__WHAT THIS TASK INVOLVES__: The records sit below this line. Repeat all of them exactly.

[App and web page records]
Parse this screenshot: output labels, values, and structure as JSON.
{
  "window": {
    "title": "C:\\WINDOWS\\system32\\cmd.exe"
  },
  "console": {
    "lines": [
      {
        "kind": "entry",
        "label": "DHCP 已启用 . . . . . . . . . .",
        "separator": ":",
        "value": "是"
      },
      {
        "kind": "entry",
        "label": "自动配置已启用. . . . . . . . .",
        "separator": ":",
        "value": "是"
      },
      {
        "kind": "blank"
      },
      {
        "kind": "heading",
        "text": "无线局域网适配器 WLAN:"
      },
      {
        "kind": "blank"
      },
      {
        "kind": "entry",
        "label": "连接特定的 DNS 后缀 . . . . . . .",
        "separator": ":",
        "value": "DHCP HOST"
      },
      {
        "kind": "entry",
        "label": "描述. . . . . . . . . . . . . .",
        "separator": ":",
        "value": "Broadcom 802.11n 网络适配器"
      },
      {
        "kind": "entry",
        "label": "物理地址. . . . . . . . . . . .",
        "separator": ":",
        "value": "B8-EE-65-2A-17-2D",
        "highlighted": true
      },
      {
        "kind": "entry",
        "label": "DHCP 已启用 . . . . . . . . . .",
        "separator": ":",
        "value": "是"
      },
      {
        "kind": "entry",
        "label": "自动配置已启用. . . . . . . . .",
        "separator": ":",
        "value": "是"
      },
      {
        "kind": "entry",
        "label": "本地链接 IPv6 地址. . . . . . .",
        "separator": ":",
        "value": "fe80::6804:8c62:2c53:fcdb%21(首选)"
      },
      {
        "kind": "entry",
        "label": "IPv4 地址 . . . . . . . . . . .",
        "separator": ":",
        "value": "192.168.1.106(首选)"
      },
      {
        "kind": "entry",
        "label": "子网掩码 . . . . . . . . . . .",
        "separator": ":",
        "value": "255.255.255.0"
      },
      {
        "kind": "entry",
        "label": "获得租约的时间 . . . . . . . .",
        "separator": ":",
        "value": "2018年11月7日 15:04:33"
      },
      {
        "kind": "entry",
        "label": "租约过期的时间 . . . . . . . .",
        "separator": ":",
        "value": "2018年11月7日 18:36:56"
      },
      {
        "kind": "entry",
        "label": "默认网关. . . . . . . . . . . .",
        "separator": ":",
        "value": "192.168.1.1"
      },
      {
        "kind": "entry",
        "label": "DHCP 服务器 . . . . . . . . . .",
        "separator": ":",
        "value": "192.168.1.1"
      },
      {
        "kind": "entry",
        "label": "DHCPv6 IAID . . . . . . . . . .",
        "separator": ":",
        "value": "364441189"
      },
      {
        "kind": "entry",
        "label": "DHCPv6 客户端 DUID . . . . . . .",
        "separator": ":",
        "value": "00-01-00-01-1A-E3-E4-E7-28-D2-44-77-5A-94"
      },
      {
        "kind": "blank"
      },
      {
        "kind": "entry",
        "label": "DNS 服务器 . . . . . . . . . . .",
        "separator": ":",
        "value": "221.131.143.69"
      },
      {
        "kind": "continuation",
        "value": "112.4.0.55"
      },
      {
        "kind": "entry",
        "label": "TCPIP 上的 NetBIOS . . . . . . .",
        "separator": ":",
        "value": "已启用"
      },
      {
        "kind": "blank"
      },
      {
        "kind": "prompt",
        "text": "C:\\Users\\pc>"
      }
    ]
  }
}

__ANSWER FOR THIS EXERCISE__:
Parse this screenshot: output labels, values, and structure as JSON.
{
  "window": {
    "title": "C:\\WINDOWS\\system32\\cmd.exe"
  },
  "console": {
    "lines": [
      {
        "kind": "entry",
        "label": "DHCP 已启用 . . . . . . . . . .",
        "separator": ":",
        "value": "是"
      },
      {
        "kind": "entry",
        "label": "自动配置已启用. . . . . . . . .",
        "separator": ":",
        "value": "是"
      },
      {
        "kind": "blank"
      },
      {
        "kind": "heading",
        "text": "无线局域网适配器 WLAN:"
      },
      {
        "kind": "blank"
      },
      {
        "kind": "entry",
        "label": "连接特定的 DNS 后缀 . . . . . . .",
        "separator": ":",
        "value": "DHCP HOST"
      },
      {
        "kind": "entry",
        "label": "描述. . . . . . . . . . . . . .",
        "separator": ":",
        "value": "Broadcom 802.11n 网络适配器"
      },
      {
        "kind": "entry",
        "label": "物理地址. . . . . . . . . . . .",
        "separator": ":",
        "value": "B8-EE-65-2A-17-2D",
        "highlighted": true
      },
      {
        "kind": "entry",
        "label": "DHCP 已启用 . . . . . . . . . .",
        "separator": ":",
        "value": "是"
      },
      {
        "kind": "entry",
        "label": "自动配置已启用. . . . . . . . .",
        "separator": ":",
        "value": "是"
      },
      {
        "kind": "entry",
        "label": "本地链接 IPv6 地址. . . . . . .",
        "separator": ":",
        "value": "fe80::6804:8c62:2c53:fcdb%21(首选)"
      },
      {
        "kind": "entry",
        "label": "IPv4 地址 . . . . . . . . . . .",
        "separator": ":",
        "value": "192.168.1.106(首选)"
      },
      {
        "kind": "entry",
        "label": "子网掩码 . . . . . . . . . . .",
        "separator": ":",
        "value": "255.255.255.0"
      },
      {
        "kind": "entry",
        "label": "获得租约的时间 . . . . . . . .",
        "separator": ":",
        "value": "2018年11月7日 15:04:33"
      },
      {
        "kind": "entry",
        "label": "租约过期的时间 . . . . . . . .",
        "separator": ":",
        "value": "2018年11月7日 18:36:56"
      },
      {
        "kind": "entry",
        "label": "默认网关. . . . . . . . . . . .",
        "separator": ":",
        "value": "192.168.1.1"
      },
      {
        "kind": "entry",
        "label": "DHCP 服务器 . . . . . . . . . .",
        "separator": ":",
        "value": "192.168.1.1"
      },
      {
        "kind": "entry",
        "label": "DHCPv6 IAID . . . . . . . . . .",
        "separator": ":",
        "value": "364441189"
      },
      {
        "kind": "entry",
        "label": "DHCPv6 客户端 DUID . . . . . . .",
        "separator": ":",
        "value": "00-01-00-01-1A-E3-E4-E7-28-D2-44-77-5A-94"
      },
      {
        "kind": "blank"
      },
      {
        "kind": "entry",
        "label": "DNS 服务器 . . . . . . . . . . .",
        "separator": ":",
        "value": "221.131.143.69"
      },
      {
        "kind": "continuation",
        "value": "112.4.0.55"
      },
      {
        "kind": "entry",
        "label": "TCPIP 上的 NetBIOS . . . . . . .",
        "separator": ":",
        "value": "已启用"
      },
      {
        "kind": "blank"
      },
      {
        "kind": "prompt",
        "text": "C:\\Users\\pc>"
      }
    ]
  }
}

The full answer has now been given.